This is for two reasons: sales are low, and sale prices are low, too. Photographs must be today's greatest art bargain. A photographer usually only makes two or three prints from a negative, then goes on to new work. The idea that because a photographic image is in theory infinitely reproducible, it is therefore not a good buy because the 'exclusiveness' of the image is greatly reduced, is not true at all. Usually the only time that a photographer will go back and make prints again from an old negative is for an exhibition, or when selling a print - neither of which events happen often. And when a photographer does reprint, he brings to the new print all the additional printing skill subsequently gained. The practice employed by some photographers (fortunately not many) of destroying the negative after a certain number of prints have been made (thereby artificially increasing its value) is spurious to say the least. Anyway: surely the prime motivating factor in buying a photograph or anything else is that it moves you, regardless of its 'exclusiveness' . . .

The last five years have seen a dramatic increase in the number of public art galleries purchasing photographs for their permanent collections.
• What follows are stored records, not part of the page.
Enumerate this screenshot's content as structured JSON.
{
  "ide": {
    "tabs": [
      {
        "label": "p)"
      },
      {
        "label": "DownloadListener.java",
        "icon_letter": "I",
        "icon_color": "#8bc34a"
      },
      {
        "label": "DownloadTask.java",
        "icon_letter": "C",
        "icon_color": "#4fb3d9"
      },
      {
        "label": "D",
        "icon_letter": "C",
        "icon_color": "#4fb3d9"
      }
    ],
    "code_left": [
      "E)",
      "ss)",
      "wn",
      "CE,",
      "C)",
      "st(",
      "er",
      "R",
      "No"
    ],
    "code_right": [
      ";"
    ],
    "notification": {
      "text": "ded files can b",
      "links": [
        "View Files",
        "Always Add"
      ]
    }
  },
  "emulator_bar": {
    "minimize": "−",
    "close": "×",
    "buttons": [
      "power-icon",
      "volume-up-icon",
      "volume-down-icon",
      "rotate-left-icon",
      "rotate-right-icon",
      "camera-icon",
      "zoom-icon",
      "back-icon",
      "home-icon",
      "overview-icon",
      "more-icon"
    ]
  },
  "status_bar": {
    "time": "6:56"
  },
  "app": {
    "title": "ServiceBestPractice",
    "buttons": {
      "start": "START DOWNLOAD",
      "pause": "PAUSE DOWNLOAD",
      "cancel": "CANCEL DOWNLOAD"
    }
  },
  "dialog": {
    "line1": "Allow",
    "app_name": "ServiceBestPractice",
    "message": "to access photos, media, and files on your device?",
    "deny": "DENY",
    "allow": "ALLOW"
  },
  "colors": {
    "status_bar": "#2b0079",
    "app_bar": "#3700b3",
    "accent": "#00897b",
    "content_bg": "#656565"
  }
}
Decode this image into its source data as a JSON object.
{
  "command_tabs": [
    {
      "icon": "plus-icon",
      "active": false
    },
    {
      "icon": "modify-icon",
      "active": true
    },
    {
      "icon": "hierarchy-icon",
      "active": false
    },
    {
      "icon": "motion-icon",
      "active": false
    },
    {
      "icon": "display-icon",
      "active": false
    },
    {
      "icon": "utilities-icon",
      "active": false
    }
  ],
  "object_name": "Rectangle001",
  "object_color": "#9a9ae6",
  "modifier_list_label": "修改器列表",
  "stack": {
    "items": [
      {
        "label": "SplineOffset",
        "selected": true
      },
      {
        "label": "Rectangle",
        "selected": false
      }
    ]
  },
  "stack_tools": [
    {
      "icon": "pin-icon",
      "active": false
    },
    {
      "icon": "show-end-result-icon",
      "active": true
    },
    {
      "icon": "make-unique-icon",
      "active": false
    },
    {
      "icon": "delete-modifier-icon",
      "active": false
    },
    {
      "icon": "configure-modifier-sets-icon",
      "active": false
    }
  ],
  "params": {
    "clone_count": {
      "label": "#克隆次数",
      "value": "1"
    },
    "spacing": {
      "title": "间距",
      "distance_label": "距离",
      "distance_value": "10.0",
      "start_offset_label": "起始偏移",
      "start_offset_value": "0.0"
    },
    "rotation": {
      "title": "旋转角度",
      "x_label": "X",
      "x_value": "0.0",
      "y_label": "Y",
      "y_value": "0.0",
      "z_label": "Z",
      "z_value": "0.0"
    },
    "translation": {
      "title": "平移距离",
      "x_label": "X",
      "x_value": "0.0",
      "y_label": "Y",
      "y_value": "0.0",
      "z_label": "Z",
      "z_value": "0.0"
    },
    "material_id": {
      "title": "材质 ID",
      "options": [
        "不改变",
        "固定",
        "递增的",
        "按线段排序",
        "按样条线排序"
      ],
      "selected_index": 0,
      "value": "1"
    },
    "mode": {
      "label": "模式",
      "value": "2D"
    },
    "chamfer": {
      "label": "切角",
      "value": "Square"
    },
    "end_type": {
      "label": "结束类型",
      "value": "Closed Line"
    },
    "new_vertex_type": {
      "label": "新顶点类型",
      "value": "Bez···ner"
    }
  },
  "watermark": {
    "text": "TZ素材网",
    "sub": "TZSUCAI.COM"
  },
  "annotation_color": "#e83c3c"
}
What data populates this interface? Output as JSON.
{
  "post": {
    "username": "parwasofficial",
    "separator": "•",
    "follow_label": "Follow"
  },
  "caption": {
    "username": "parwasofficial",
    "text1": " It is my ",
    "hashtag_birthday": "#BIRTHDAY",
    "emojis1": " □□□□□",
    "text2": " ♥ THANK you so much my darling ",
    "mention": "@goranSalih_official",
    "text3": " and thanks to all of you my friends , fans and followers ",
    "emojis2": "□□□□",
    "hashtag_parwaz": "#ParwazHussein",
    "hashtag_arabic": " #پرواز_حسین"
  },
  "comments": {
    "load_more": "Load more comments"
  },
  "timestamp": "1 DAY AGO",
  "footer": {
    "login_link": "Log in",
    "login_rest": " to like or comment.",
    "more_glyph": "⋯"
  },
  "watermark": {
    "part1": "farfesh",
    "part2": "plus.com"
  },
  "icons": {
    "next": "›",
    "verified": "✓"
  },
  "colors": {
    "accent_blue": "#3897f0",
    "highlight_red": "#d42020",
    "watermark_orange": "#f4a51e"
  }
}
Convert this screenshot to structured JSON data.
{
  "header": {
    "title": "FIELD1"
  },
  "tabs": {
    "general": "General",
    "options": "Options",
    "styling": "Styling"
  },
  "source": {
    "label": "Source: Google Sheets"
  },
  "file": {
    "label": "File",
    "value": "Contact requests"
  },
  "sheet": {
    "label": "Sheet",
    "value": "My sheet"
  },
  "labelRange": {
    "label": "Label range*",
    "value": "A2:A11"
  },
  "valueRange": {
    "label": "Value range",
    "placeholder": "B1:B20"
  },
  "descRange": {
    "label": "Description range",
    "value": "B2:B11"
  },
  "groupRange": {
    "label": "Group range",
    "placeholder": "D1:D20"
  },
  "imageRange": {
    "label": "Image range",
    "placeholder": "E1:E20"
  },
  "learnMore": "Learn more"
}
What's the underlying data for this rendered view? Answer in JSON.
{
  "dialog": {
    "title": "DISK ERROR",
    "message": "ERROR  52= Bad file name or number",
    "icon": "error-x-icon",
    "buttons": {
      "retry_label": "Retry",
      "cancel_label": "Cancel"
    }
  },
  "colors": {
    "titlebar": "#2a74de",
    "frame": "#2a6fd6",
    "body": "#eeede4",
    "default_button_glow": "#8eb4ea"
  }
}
The Auckland City Art Gallery in particular has considerably widened the scope of its collection; as has the Waikato Art Museum (even to the extent of purchasing work for next to nothing at the auctions held in 1977 and 1978). The Alexander Turnbull library in Wellington has recently purchased at least one contemporary documentary portfolio. The Manawatu Art Gallery initiated and toured the controversial Active Eye show in 1975; then used the show as the basis of its permanent collection. The New Zealand Academy of Fine Arts in Wellington organized the rather quirky Ex Camera show. The Auckland City gallery has shown New Photography USA, Three New Zealand Photographers (Baigent, Collins and Fields), photographers from its Permanent Collection, Diane Arbus, and others. PhotoForum Inc. has organised several big group exhibitions. There have been a number of photographic publications, including PhotoForum in all its shapes and sizes; Fragments of a World, a collection of photographs by women; and Robin Morrison's Images of a House. The Queen Elizabeth II Arts Council has been recognizing and assisting a growing number of photographers.

Consistently over the past three years Snaps has presented to the public the best work by local (both contemporary and historical) and in some cases overseas photographers. The Gallery and Its associated activities have had the natural effect of assisting a constantly-changing group of photographers who are working consistently and compellingly in the medium: newer photographers are being given a chance to have their work seen. The very existence of such a gallery, especially in these rather restricting times, is in itself a measure of the force with which serious contemporary photography is growing in New Zealand.

Originally published in Art New Zealand 12 Winter 1979